Artist's Resale Right ("Droit de Suite"). Artist's… Read more

Nola AP (Green to Blue Rain)

Nola AP (Green to Blue Rain)
signed 'BANKSY' (lower right); numbered AP/26 (lower left)
screenprint on paper
image: 25 ¼ x 17 3/8in. (64 x 44cm.)
sheet: 29 ¾ x 21 ¾in. (75.6 x 55.2cm.)
Executed in 2008, this work is number twenty-six from an edition of sixty-six artist's proofs
Acquired directly from the artist by the present owner.
Special notice

Artist's Resale Right ("Droit de Suite"). Artist's Resale Right Regulations 2006 apply to this lot, the buyer agrees to pay us an amount equal to the resale royalty provided for in those Regulations, and we undertake to the buyer to pay such amount to the artist's collection agent.
This lot has been imported from outside of the UK for sale and placed under the Temporary Admission regime. Import VAT is payable at 5% on the hammer price. VAT at 20% will be added to the buyer’s premium but will not be shown separately on our invoice.
Post lot text
This work is accompanied by a Certificate of Authenticity from Pest Control.

Brought to you by

Anna Touzin
Anna Touzin Specialist, Head of Day Sale

Lot Essay

First appearing on the streets of New Orleans, Louisiana in 2008, Banksy’s Nola or Umbrella Girl marked the three-year anniversary of Hurricane Katrina. Offering a poignant memorial and searing critique, Nola AP (Green to Blue Rain) (2008) presents a young girl carrying an umbrella. Paradoxically, the green and blue rain pours down not from the sky but rather the umbrella itself, drenching the bewildered child, who reaches a hand outward towards a surprisingly tranquil sky. Like the city’s flood walls and levees which failed to protect its citizens from the rising waters, her umbrella too offers no guarantee of security or shelter. Banksy’s image was part of a series of fourteen murals put up in the city which gave image to the devastation wrought by the hurricane; Nola, as she is known, is also the nickname for New Orleans, short for 'New Orleans Louisiana'. According to a statement the artist released, the murals were also created as a response to the anti-graffiti campaigner Fred Radtke, known as the Gray Ghost, who uses grey paint to cover over street art: ‘Three years after Katrina I wanted to make a statement about the state of the clean up operation’ (Banksy, quoted in J. Bloom, ‘Banksy Hits New Orleans’, New York Times, 28 August 2008).
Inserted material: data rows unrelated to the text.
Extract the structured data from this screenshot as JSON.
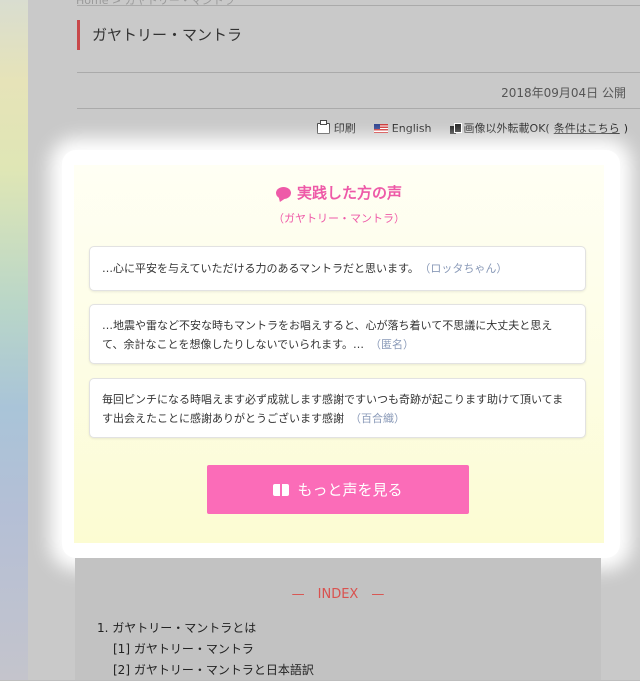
{
  "breadcrumb": "Home > ガヤトリー・マントラ",
  "article": {
    "title": "ガヤトリー・マントラ",
    "date": "2018年09月04日 公開"
  },
  "toolbar": {
    "print": "印刷",
    "english": "English",
    "license_prefix": "画像以外転載OK(",
    "license_link": "条件はこちら",
    "license_suffix": ")"
  },
  "voices": {
    "heading": "実践した方の声",
    "subheading": "（ガヤトリー・マントラ）",
    "items": [
      {
        "text": "…心に平安を与えていただける力のあるマントラだと思います。",
        "author": "（ロッタちゃん）"
      },
      {
        "text": "…地震や雷など不安な時もマントラをお唱えすると、心が落ち着いて不思議に大丈夫と思えて、余計なことを想像したりしないでいられます。…",
        "author": "（匿名）"
      },
      {
        "text": "毎回ピンチになる時唱えます必ず成就します感謝ですいつも奇跡が起こります助けて頂いてます出会えたことに感謝ありがとうございます感謝",
        "author": "（百合織）"
      }
    ],
    "more_button": "もっと声を見る"
  },
  "index": {
    "title": "—　INDEX　—",
    "items": [
      "1. ガヤトリー・マントラとは",
      "[1] ガヤトリー・マントラ",
      "[2] ガヤトリー・マントラと日本語訳"
    ]
  },
  "colors": {
    "accent_pink": "#ee5aa8",
    "button_pink": "#fb6cb8",
    "title_bar_red": "#c8484a",
    "index_red": "#d9524f"
  }
}
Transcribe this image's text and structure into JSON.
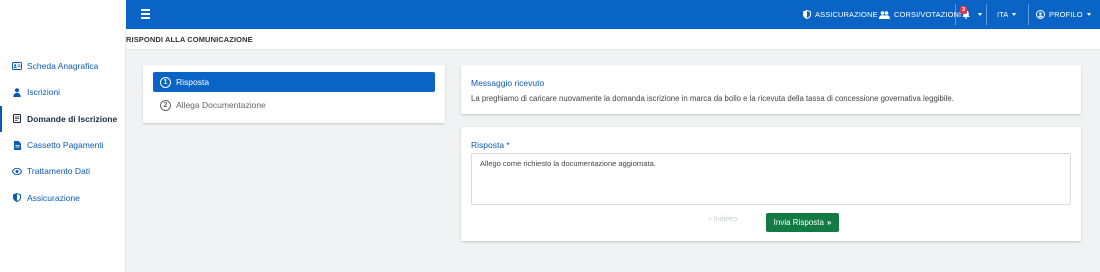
{
  "topbar": {
    "insurance_label": "ASSICURAZIONE",
    "courses_label": "CORSI/VOTAZIONI",
    "notifications_count": "3",
    "language_label": "ITA",
    "profile_label": "PROFILO"
  },
  "page": {
    "title": "RISPONDI ALLA COMUNICAZIONE"
  },
  "sidebar": {
    "items": [
      {
        "label": "Scheda Anagrafica",
        "icon": "id-card-icon"
      },
      {
        "label": "Iscrizioni",
        "icon": "user-icon"
      },
      {
        "label": "Domande di Iscrizione",
        "icon": "document-icon",
        "active": true
      },
      {
        "label": "Cassetto Pagamenti",
        "icon": "file-icon"
      },
      {
        "label": "Trattamento Dati",
        "icon": "eye-icon"
      },
      {
        "label": "Assicurazione",
        "icon": "shield-icon"
      }
    ]
  },
  "steps": [
    {
      "number": "1",
      "label": "Risposta",
      "active": true
    },
    {
      "number": "2",
      "label": "Allega Documentazione",
      "active": false
    }
  ],
  "message": {
    "title": "Messaggio ricevuto",
    "body": "La preghiamo di caricare nuovamente la domanda iscrizione in marca da bollo e la ricevuta della tassa di concessione governativa leggibile."
  },
  "answer": {
    "label": "Risposta *",
    "value": "Allego come richiesto la documentazione aggiornata.",
    "back_label": "« Indietro",
    "send_label": "Invia Risposta"
  },
  "colors": {
    "primary": "#0a64c6",
    "success": "#117a45",
    "badge": "#d9364f"
  }
}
Coming to prominence during the 1990s, Banksy has long addressed some of the twenty-first century’s thorniest issues with pointed, stark imagery. Initially focussing his critiques on the social problems in the United Kingdom, he has since widened his remit to tackle international concerns, painting the streets of Gaza, migrant encampments in Calais, and addressing everything from police brutality and climate change to Brexit. He is not without a sense of levity, however, and some of his street art exists simply to bring whimsy and joy to local neighbourhoods, such as Yellow Flower which playfully blooms from a road’s double yellow lines in East London. Banksy himself has utopian visions for what street art could accomplish, imagining ‘a city where graffiti wasn’t illegal, a city where everybody could draw whatever they liked. Where every street was awash with a million colours, and little phrases. Where standing at a bus stop was never boring. A city that felt like a party where everyone was invited, not just the estate agents and barons of big business’ (Banksy, Wall and Piece, London 2005, p. 97).

More from Post War and Contemporary Art Day Sale

View All
View All